    Of course, conversely, if they liquidate, it will mean the deflationary period will happen much more swiftly and the recover will kick in sooner.

    The question is, would you prefer an extremely difficult financial time that is somewhat short, or a less difficult, but difficult nonetheless time that lasts for years? Would you prefer to think you can buy more with your money in two years from now, or a slower recovery in perhaps seven to ten year?

    If the economy crashed heavily, eggs and milk and bread would be forced to come down in price or nobody will be buying it – they no longer have money or jobs. Houses and cars and gas wouldn’t sell at all, and costs would come down even faster since they are not as essential as eggs and milk and bread.

    I actually thought these bubbles were going to burst in the 90s. But I was wrong, regarding the timing.

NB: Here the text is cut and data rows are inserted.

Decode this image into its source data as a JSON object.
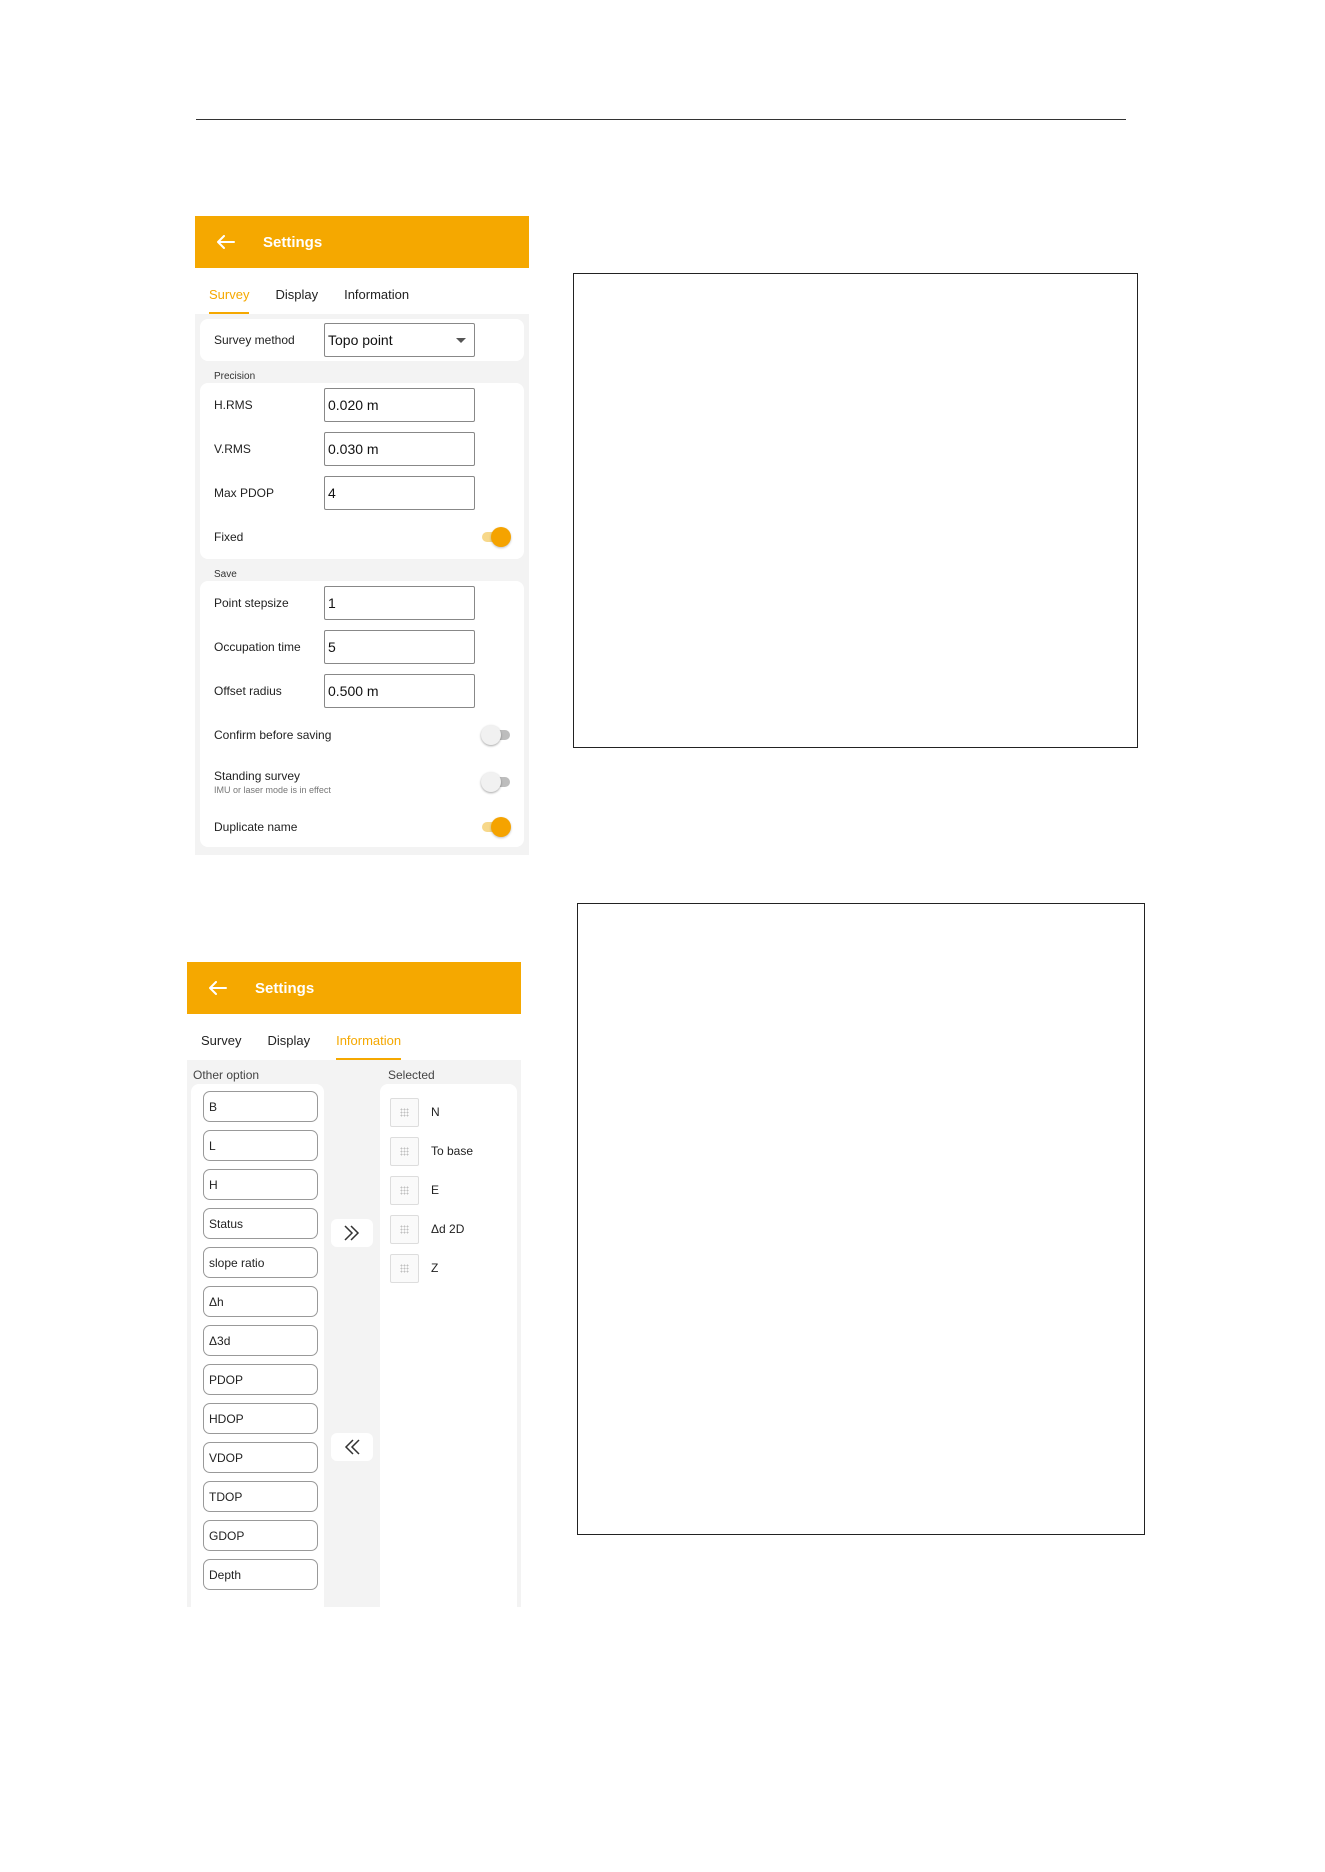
{
  "screen1": {
    "title": "Settings",
    "tabs": [
      "Survey",
      "Display",
      "Information"
    ],
    "survey_method": {
      "label": "Survey method",
      "value": "Topo point"
    },
    "precision_label": "Precision",
    "h_rms": {
      "label": "H.RMS",
      "value": "0.020 m"
    },
    "v_rms": {
      "label": "V.RMS",
      "value": "0.030 m"
    },
    "max_pdop": {
      "label": "Max PDOP",
      "value": "4"
    },
    "fixed": {
      "label": "Fixed",
      "on": true
    },
    "save_label": "Save",
    "point_stepsize": {
      "label": "Point stepsize",
      "value": "1"
    },
    "occupation_time": {
      "label": "Occupation time",
      "value": "5"
    },
    "offset_radius": {
      "label": "Offset radius",
      "value": "0.500 m"
    },
    "confirm_before_saving": {
      "label": "Confirm before saving",
      "on": false
    },
    "standing_survey": {
      "label": "Standing survey",
      "sub": "IMU or laser mode is in effect",
      "on": false
    },
    "duplicate_name": {
      "label": "Duplicate name",
      "on": true
    }
  },
  "screen2": {
    "title": "Settings",
    "tabs": [
      "Survey",
      "Display",
      "Information"
    ],
    "other_option_label": "Other option",
    "selected_label": "Selected",
    "other_options": [
      "B",
      "L",
      "H",
      "Status",
      "slope ratio",
      "Δh",
      "Δ3d",
      "PDOP",
      "HDOP",
      "VDOP",
      "TDOP",
      "GDOP",
      "Depth"
    ],
    "selected": [
      "N",
      "To base",
      "E",
      "Δd 2D",
      "Z"
    ]
  },
  "colors": {
    "accent": "#f5a800"
  },
  "icons": {
    "back": "arrow-left-icon",
    "add": "double-chevron-right-icon",
    "remove": "double-chevron-left-icon",
    "drag": "drag-handle-icon"
  }
}
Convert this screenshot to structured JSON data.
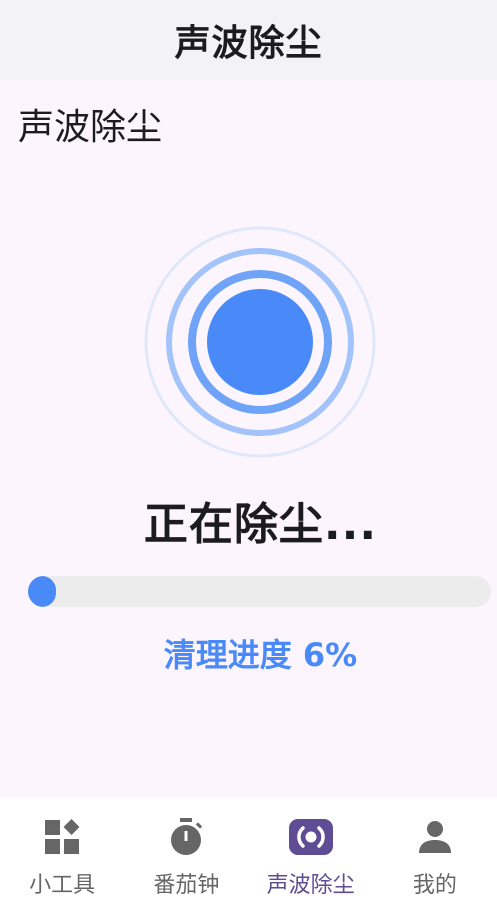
{
  "app_bar": {
    "title": "声波除尘"
  },
  "page": {
    "heading": "声波除尘",
    "status_text": "正在除尘...",
    "progress": {
      "label": "清理进度 6%",
      "percent": 6
    }
  },
  "colors": {
    "accent_blue": "#4a8af8",
    "active_nav": "#5e4d94"
  },
  "bottom_nav": {
    "items": [
      {
        "label": "小工具",
        "icon": "widgets-icon",
        "active": false
      },
      {
        "label": "番茄钟",
        "icon": "timer-icon",
        "active": false
      },
      {
        "label": "声波除尘",
        "icon": "sonic-wave-icon",
        "active": true
      },
      {
        "label": "我的",
        "icon": "person-icon",
        "active": false
      }
    ]
  }
}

The bad news is, if I’m wrong about the overall results and the need for the crash, it means prices (inflation) will never come down again to more affordable meet cost of living realities.

    I’m not intending to monger fears, but to tell the truth. That’s where my loyalty lies.

  21. Incidentally, while I’m not a member of the Conservative Party in Canada, and have no interest in being there, after looking at the platforms of each party, I honestly believe Harper is the best leader to get Canada through a bad economy.

    And, to make sure I’m clear about this, I don’t believe any government can stop the economy from going bad, nor do I think they should (even if they could).

    Churches and soup kitchens and food banks and all sorts of community organizations are far better prepared to help the citizenry than the government. Higher taxes only mean that the dollars collected are being wasted in government coffers and paying for bureaucrats when those dollars would be better in the hands of the needy through voluntary contributions to community groups.

    To best way to aid the needy is for government to lower taxes right across the board (unfortunately, most governments believe they can spend your money better than you can).

Leave a Reply